- #1

kreil

Gold Member

- 668

- 67

I'm having trouble getting all of the relativistic dynamics information straight in my head. In particular, I'm having trouble with reference frames. It seems that when I am trying to solve problems, even simple ones, I am struggling with what each observer in the different frames should be seeing.

For example, lets say in the rest frame O an observer sees a particle moving with velocity V. The particle has a four velocity given by (note: I use c=1 units everywhere)

[tex] \bar u = \frac{d \vec x}{d \tau} = (\gamma, \gamma \vec V)[/tex]

and the four force on the particle would be

[tex] \bar f = \gamma (\vec F \cdot \vec V, \vec F)[/tex]

Now let's say an observer in the frame O', moving with velocity v along the x-axis of O, observes the particle. From the velocity law, he sees the particle moving at speed:

[tex] V^{x'} = \frac{V^x-v}{1-vV^x}[/tex]

where [itex]V^x[/itex] is the observed velocity in O.

If it is relevant, I encountered these thought problems while trying to find the four force and four velocity components for a particle moving in the Lorentz Force Field (Hartle problem 5.21),

[tex] \vec F = \frac{d \vec p}{dt} = q(\vec E + \vec V \times \vec B)[/tex]

which is invariant between inertial frames.

I realize that this is all quite basic stuff math wise, but the thought process that leads to the correct calculations is giving me trouble, and it is crucial I get it solidified into my head correctly.

For example, lets say in the rest frame O an observer sees a particle moving with velocity V. The particle has a four velocity given by (note: I use c=1 units everywhere)

[tex] \bar u = \frac{d \vec x}{d \tau} = (\gamma, \gamma \vec V)[/tex]

and the four force on the particle would be

[tex] \bar f = \gamma (\vec F \cdot \vec V, \vec F)[/tex]

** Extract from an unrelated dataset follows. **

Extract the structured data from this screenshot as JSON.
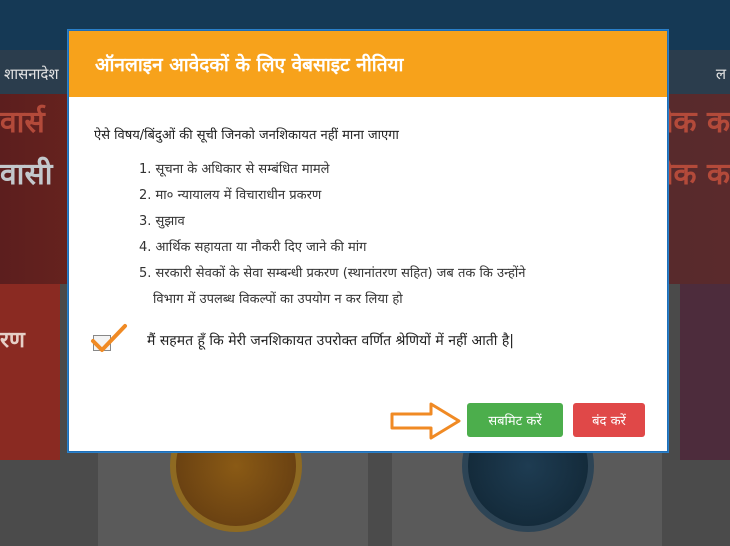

Now let's say an observer in the frame O', moving with velocity v along the x-axis of O, observes the particle. From the velocity law, he sees the particle moving at speed:

[tex] V^{x'} = \frac{V^x-v}{1-vV^x}[/tex]

where [itex]V^x[/itex] is the observed velocity in O.

**Question:**Is it true that the particle's four velocity and four force are transformed to use this [itex]V^{x'}[/itex] ? Why or Why not?**Question:**Is the velocity in the Lorentz Factor [itex]\gamma[/itex] the velocity of the particle in the rest frame V, or the relative velocity between the frames v?**Question:**Is it correct to say that for any problem where a particle's velocity is being observed there are 3 reference frames to worry about: the rest frame O, the moving frame O', and the frame of the particle?If it is relevant, I encountered these thought problems while trying to find the four force and four velocity components for a particle moving in the Lorentz Force Field (Hartle problem 5.21),

[tex] \vec F = \frac{d \vec p}{dt} = q(\vec E + \vec V \times \vec B)[/tex]

which is invariant between inertial frames.

I realize that this is all quite basic stuff math wise, but the thought process that leads to the correct calculations is giving me trouble, and it is crucial I get it solidified into my head correctly.

Last edited: